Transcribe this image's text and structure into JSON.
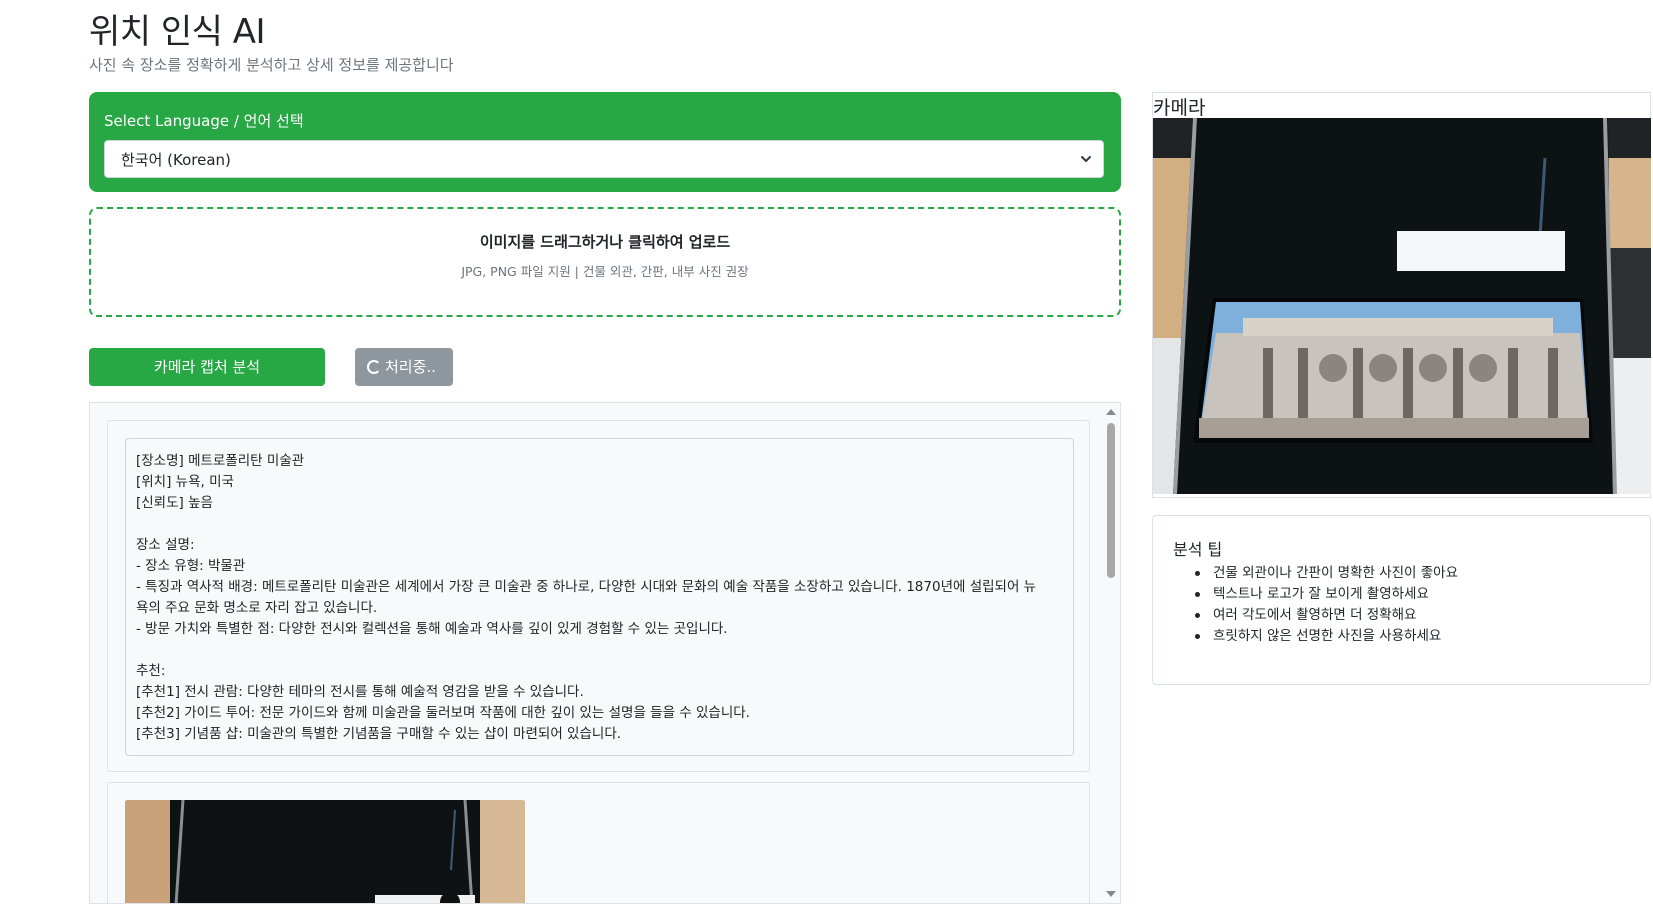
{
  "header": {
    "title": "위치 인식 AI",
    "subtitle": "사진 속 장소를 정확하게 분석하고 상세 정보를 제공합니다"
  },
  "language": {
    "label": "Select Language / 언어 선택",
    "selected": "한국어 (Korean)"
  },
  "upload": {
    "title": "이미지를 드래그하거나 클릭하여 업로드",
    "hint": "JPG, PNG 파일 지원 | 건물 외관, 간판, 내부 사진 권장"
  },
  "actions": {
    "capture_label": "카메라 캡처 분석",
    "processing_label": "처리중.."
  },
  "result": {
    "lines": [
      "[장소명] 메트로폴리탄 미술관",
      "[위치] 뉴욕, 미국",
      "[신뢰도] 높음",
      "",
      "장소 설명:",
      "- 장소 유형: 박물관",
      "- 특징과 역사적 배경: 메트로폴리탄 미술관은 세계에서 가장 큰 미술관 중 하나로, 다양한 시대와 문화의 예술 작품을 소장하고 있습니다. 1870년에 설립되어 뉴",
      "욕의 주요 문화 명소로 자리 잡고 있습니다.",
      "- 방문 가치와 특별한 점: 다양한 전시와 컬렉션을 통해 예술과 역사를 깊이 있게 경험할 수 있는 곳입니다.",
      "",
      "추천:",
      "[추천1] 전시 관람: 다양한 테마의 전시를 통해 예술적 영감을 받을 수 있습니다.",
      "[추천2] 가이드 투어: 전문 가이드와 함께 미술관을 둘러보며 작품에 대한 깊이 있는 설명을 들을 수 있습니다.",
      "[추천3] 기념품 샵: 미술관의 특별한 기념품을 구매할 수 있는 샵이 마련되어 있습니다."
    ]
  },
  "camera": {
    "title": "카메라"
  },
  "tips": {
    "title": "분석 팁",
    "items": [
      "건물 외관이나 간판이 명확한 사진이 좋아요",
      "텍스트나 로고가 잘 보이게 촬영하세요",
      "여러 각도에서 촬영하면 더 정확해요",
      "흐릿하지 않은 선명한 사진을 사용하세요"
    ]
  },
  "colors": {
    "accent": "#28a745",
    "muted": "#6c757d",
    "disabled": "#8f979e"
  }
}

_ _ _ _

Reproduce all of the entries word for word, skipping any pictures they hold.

Transcribe this image's text and structure into JSON.
{
  "header": {
    "title": "위치 인식 AI",
    "subtitle": "사진 속 장소를 정확하게 분석하고 상세 정보를 제공합니다"
  },
  "language": {
    "label": "Select Language / 언어 선택",
    "selected": "한국어 (Korean)"
  },
  "upload": {
    "title": "이미지를 드래그하거나 클릭하여 업로드",
    "hint": "JPG, PNG 파일 지원 | 건물 외관, 간판, 내부 사진 권장"
  },
  "actions": {
    "capture_label": "카메라 캡처 분석",
    "processing_label": "처리중.."
  },
  "result": {
    "lines": [
      "[장소명] 메트로폴리탄 미술관",
      "[위치] 뉴욕, 미국",
      "[신뢰도] 높음",
      "",
      "장소 설명:",
      "- 장소 유형: 박물관",
      "- 특징과 역사적 배경: 메트로폴리탄 미술관은 세계에서 가장 큰 미술관 중 하나로, 다양한 시대와 문화의 예술 작품을 소장하고 있습니다. 1870년에 설립되어 뉴",
      "욕의 주요 문화 명소로 자리 잡고 있습니다.",
      "- 방문 가치와 특별한 점: 다양한 전시와 컬렉션을 통해 예술과 역사를 깊이 있게 경험할 수 있는 곳입니다.",
      "",
      "추천:",
      "[추천1] 전시 관람: 다양한 테마의 전시를 통해 예술적 영감을 받을 수 있습니다.",
      "[추천2] 가이드 투어: 전문 가이드와 함께 미술관을 둘러보며 작품에 대한 깊이 있는 설명을 들을 수 있습니다.",
      "[추천3] 기념품 샵: 미술관의 특별한 기념품을 구매할 수 있는 샵이 마련되어 있습니다."
    ]
  },
  "camera": {
    "title": "카메라"
  },
  "tips": {
    "title": "분석 팁",
    "items": [
      "건물 외관이나 간판이 명확한 사진이 좋아요",
      "텍스트나 로고가 잘 보이게 촬영하세요",
      "여러 각도에서 촬영하면 더 정확해요",
      "흐릿하지 않은 선명한 사진을 사용하세요"
    ]
  },
  "colors": {
    "accent": "#28a745",
    "muted": "#6c757d",
    "disabled": "#8f979e"
  }
}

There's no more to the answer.